“Your company is structured so it takes a lifetime to get to the top, and as such there are no digital experts in company-wide leadership positions. Digital talent—often in their 20s and 30s—need to see a clear path for uninhibited career development that’s based on merit, not years spent, and that’s beyond the confines of the digital department. If they don’t, they won’t see a reason to stay with the company in the long term.”—
This is where I think the majority of news orgs fail. (via @aschweigert)
“An executive who worked at both Apple and Microsoft described the differences this way: “Microsoft tries to find pockets of unrealized revenue and then figures out what to make. Apple is just the opposite: It thinks of great products, then sells them. Prototypes and demos always come before spreadsheets.””—Steve Jobs Solved the Innovator’s Dilemma - James Allworth - Harvard Business Review This is the way journalism should be.
You may not know this, but Apple powers a good portion of the KPCC newsroom. Many of us have Macbooks. Most of the reporters use iPhones to snap photos, call in live hits, file stories via e-mail and occasionally record sound. Our digital staff is completely Mac-powered.
Apple has profoundly changed journalism. Smartphones opened up doors for reporting from the field. iPhones revolutionized reporting from the field.
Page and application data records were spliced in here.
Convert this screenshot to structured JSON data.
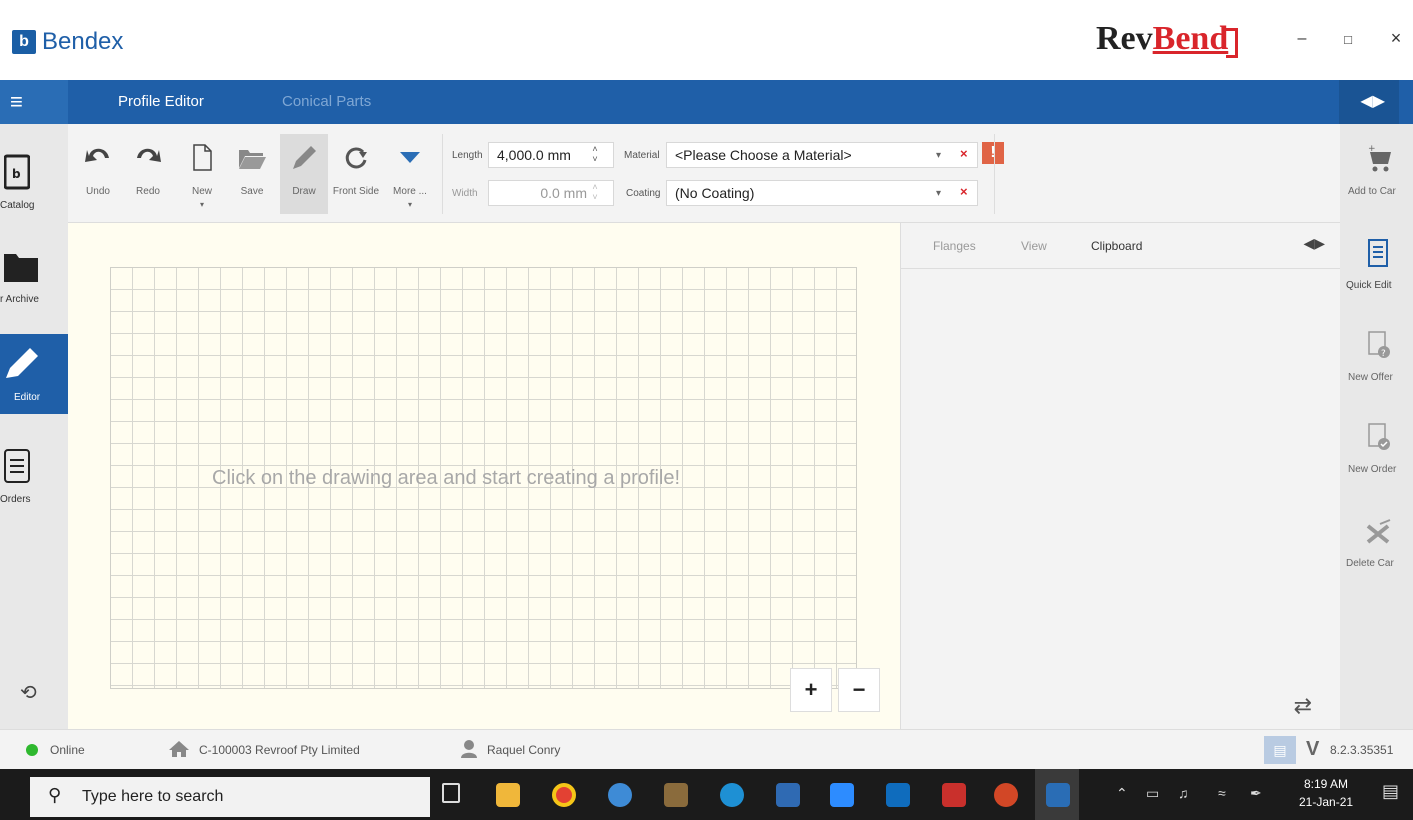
{
  "window": {
    "app_logo_letter": "b",
    "app_name": "Bendex",
    "brand_part1": "Rev",
    "brand_part2": "Bend",
    "minimize": "–",
    "maximize": "□",
    "close": "×"
  },
  "nav": {
    "menu_glyph": "≡",
    "tabs": [
      {
        "label": "Profile Editor",
        "active": true
      },
      {
        "label": "Conical Parts",
        "active": false
      }
    ],
    "collapse_glyph": "◀▶"
  },
  "left_sidebar": {
    "items": [
      {
        "label": "Catalog",
        "icon": "catalog-icon",
        "active": false
      },
      {
        "label": "r Archive",
        "icon": "folder-icon",
        "active": false
      },
      {
        "label": "Editor",
        "icon": "pencil-icon",
        "active": true
      },
      {
        "label": "Orders",
        "icon": "orders-icon",
        "active": false
      }
    ],
    "sync_glyph": "⟲"
  },
  "toolbar": {
    "buttons": [
      {
        "label": "Undo",
        "icon": "undo-icon"
      },
      {
        "label": "Redo",
        "icon": "redo-icon"
      },
      {
        "label": "New",
        "icon": "new-document-icon",
        "caret": "▾"
      },
      {
        "label": "Save",
        "icon": "folder-open-icon"
      },
      {
        "label": "Draw",
        "icon": "pencil-icon",
        "pressed": true
      },
      {
        "label": "Front Side",
        "icon": "rotate-icon"
      },
      {
        "label": "More ...",
        "icon": "triangle-down-icon",
        "caret": "▾"
      }
    ],
    "length_label": "Length",
    "length_value": "4,000.0 mm",
    "width_label": "Width",
    "width_value": "0.0 mm",
    "material_label": "Material",
    "material_value": "<Please Choose a Material>",
    "coating_label": "Coating",
    "coating_value": "(No Coating)",
    "warning_glyph": "!",
    "clear_glyph": "×",
    "dropdown_glyph": "▾",
    "spin_up": "˄",
    "spin_down": "˅"
  },
  "canvas": {
    "hint": "Click on the drawing area and start creating a profile!",
    "zoom_in": "+",
    "zoom_out": "−"
  },
  "right_panel": {
    "tabs": [
      {
        "label": "Flanges",
        "active": false
      },
      {
        "label": "View",
        "active": false
      },
      {
        "label": "Clipboard",
        "active": true
      }
    ],
    "collapse_glyph": "◀▶",
    "swap_glyph": "⇄"
  },
  "right_sidebar": {
    "items": [
      {
        "label": "Add to Car",
        "icon": "cart-icon"
      },
      {
        "label": "Quick Edit",
        "icon": "quick-edit-icon"
      },
      {
        "label": "New Offer",
        "icon": "new-offer-icon"
      },
      {
        "label": "New Order",
        "icon": "new-order-icon"
      },
      {
        "label": "Delete Car",
        "icon": "delete-cart-icon"
      }
    ]
  },
  "status": {
    "online": "Online",
    "company": "C-100003 Revroof Pty Limited",
    "user": "Raquel Conry",
    "version_letter": "V",
    "version": "8.2.3.35351"
  },
  "taskbar": {
    "search_placeholder": "Type here to search",
    "time": "8:19 AM",
    "date": "21-Jan-21"
  },
  "colors": {
    "brand_blue": "#1f5fa8",
    "brand_red": "#d9252b",
    "canvas_bg": "#fffdf0",
    "online_green": "#2eb82e"
  }
}
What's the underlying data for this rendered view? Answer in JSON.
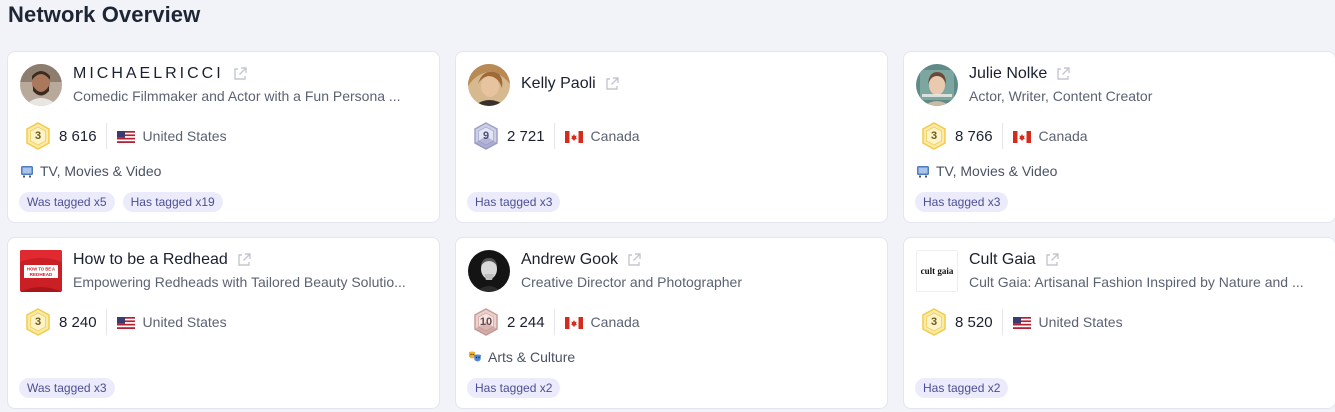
{
  "page_title": "Network Overview",
  "cards": [
    {
      "name": "MICHAELRICCI",
      "bio": "Comedic Filmmaker and Actor with a Fun Persona ...",
      "level": "3",
      "score": "8 616",
      "country": "United States",
      "category": "TV, Movies & Video",
      "tags": [
        "Was tagged x5",
        "Has tagged x19"
      ]
    },
    {
      "name": "Kelly Paoli",
      "bio": "",
      "level": "9",
      "score": "2 721",
      "country": "Canada",
      "category": "",
      "tags": [
        "Has tagged x3"
      ]
    },
    {
      "name": "Julie Nolke",
      "bio": "Actor, Writer, Content Creator",
      "level": "3",
      "score": "8 766",
      "country": "Canada",
      "category": "TV, Movies & Video",
      "tags": [
        "Has tagged x3"
      ]
    },
    {
      "name": "How to be a Redhead",
      "bio": "Empowering Redheads with Tailored Beauty Solutio...",
      "level": "3",
      "score": "8 240",
      "country": "United States",
      "category": "",
      "tags": [
        "Was tagged x3"
      ]
    },
    {
      "name": "Andrew Gook",
      "bio": "Creative Director and Photographer",
      "level": "10",
      "score": "2 244",
      "country": "Canada",
      "category": "Arts & Culture",
      "tags": [
        "Has tagged x2"
      ]
    },
    {
      "name": "Cult Gaia",
      "bio": "Cult Gaia: Artisanal Fashion Inspired by Nature and ...",
      "level": "3",
      "score": "8 520",
      "country": "United States",
      "category": "",
      "tags": [
        "Has tagged x2"
      ]
    }
  ],
  "avatars": {
    "redhead_logo_text": "HOW TO BE A REDHEAD",
    "cultgaia_logo_text": "cult gaia"
  }
}
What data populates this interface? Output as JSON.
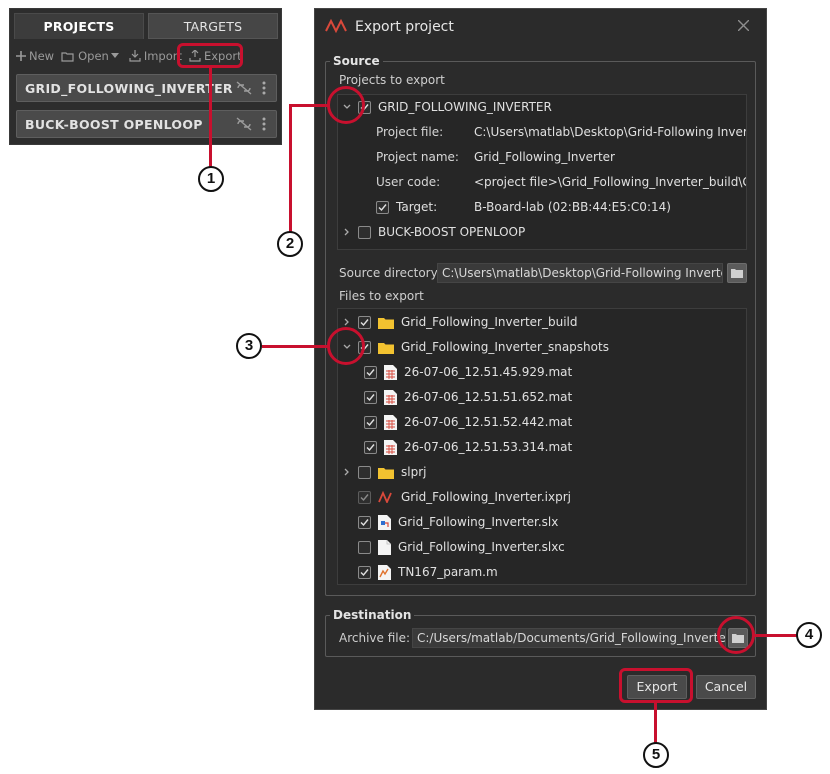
{
  "projects_panel": {
    "tabs": [
      {
        "label": "PROJECTS",
        "active": true
      },
      {
        "label": "TARGETS",
        "active": false
      }
    ],
    "toolbar": {
      "new_label": "New",
      "open_label": "Open",
      "import_label": "Import",
      "export_label": "Export"
    },
    "items": [
      {
        "label": "GRID_FOLLOWING_INVERTER"
      },
      {
        "label": "BUCK-BOOST OPENLOOP"
      }
    ]
  },
  "dialog": {
    "title": "Export project",
    "source": {
      "group_label": "Source",
      "projects_label": "Projects to export",
      "projects": [
        {
          "name": "GRID_FOLLOWING_INVERTER",
          "checked": true,
          "expanded": true
        },
        {
          "name": "BUCK-BOOST OPENLOOP",
          "checked": false,
          "expanded": false
        }
      ],
      "details": {
        "project_file_label": "Project file:",
        "project_file_value": "C:\\Users\\matlab\\Desktop\\Grid-Following Inverter\\...",
        "project_name_label": "Project name:",
        "project_name_value": "Grid_Following_Inverter",
        "user_code_label": "User code:",
        "user_code_value": "<project file>\\Grid_Following_Inverter_build\\Grid_F...",
        "target_label": "Target:",
        "target_value": "B-Board-lab (02:BB:44:E5:C0:14)"
      },
      "source_dir_label": "Source directory",
      "source_dir_value": "C:\\Users\\matlab\\Desktop\\Grid-Following Inverter",
      "files_label": "Files to export",
      "files": [
        {
          "name": "Grid_Following_Inverter_build",
          "icon": "folder-icon"
        },
        {
          "name": "Grid_Following_Inverter_snapshots",
          "icon": "folder-icon"
        },
        {
          "name": "26-07-06_12.51.45.929.mat",
          "icon": "mat-file-icon"
        },
        {
          "name": "26-07-06_12.51.51.652.mat",
          "icon": "mat-file-icon"
        },
        {
          "name": "26-07-06_12.51.52.442.mat",
          "icon": "mat-file-icon"
        },
        {
          "name": "26-07-06_12.51.53.314.mat",
          "icon": "mat-file-icon"
        },
        {
          "name": "slprj",
          "icon": "folder-icon"
        },
        {
          "name": "Grid_Following_Inverter.ixprj",
          "icon": "imperix-project-icon"
        },
        {
          "name": "Grid_Following_Inverter.slx",
          "icon": "simulink-file-icon"
        },
        {
          "name": "Grid_Following_Inverter.slxc",
          "icon": "blank-file-icon"
        },
        {
          "name": "TN167_param.m",
          "icon": "matlab-script-icon"
        }
      ]
    },
    "destination": {
      "group_label": "Destination",
      "archive_label": "Archive file:",
      "archive_value": "C:/Users/matlab/Documents/Grid_Following_Inverter.zip"
    },
    "buttons": {
      "export_label": "Export",
      "cancel_label": "Cancel"
    }
  },
  "annotations": [
    "1",
    "2",
    "3",
    "4",
    "5"
  ],
  "colors": {
    "annotation_red": "#c8102e",
    "panel_bg": "#2d2d2d",
    "dialog_bg": "#2b2b2b",
    "folder_yellow": "#f2c230"
  }
}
Steve Jobs was an amazing man, regardless of what you think of Apple products. He inspired many and the rate at which my Twitter feed is moving is evidence of how many lives he touched for the better or worse.
Just watch this speech, archived on TED.org to see how Jobs could inspire.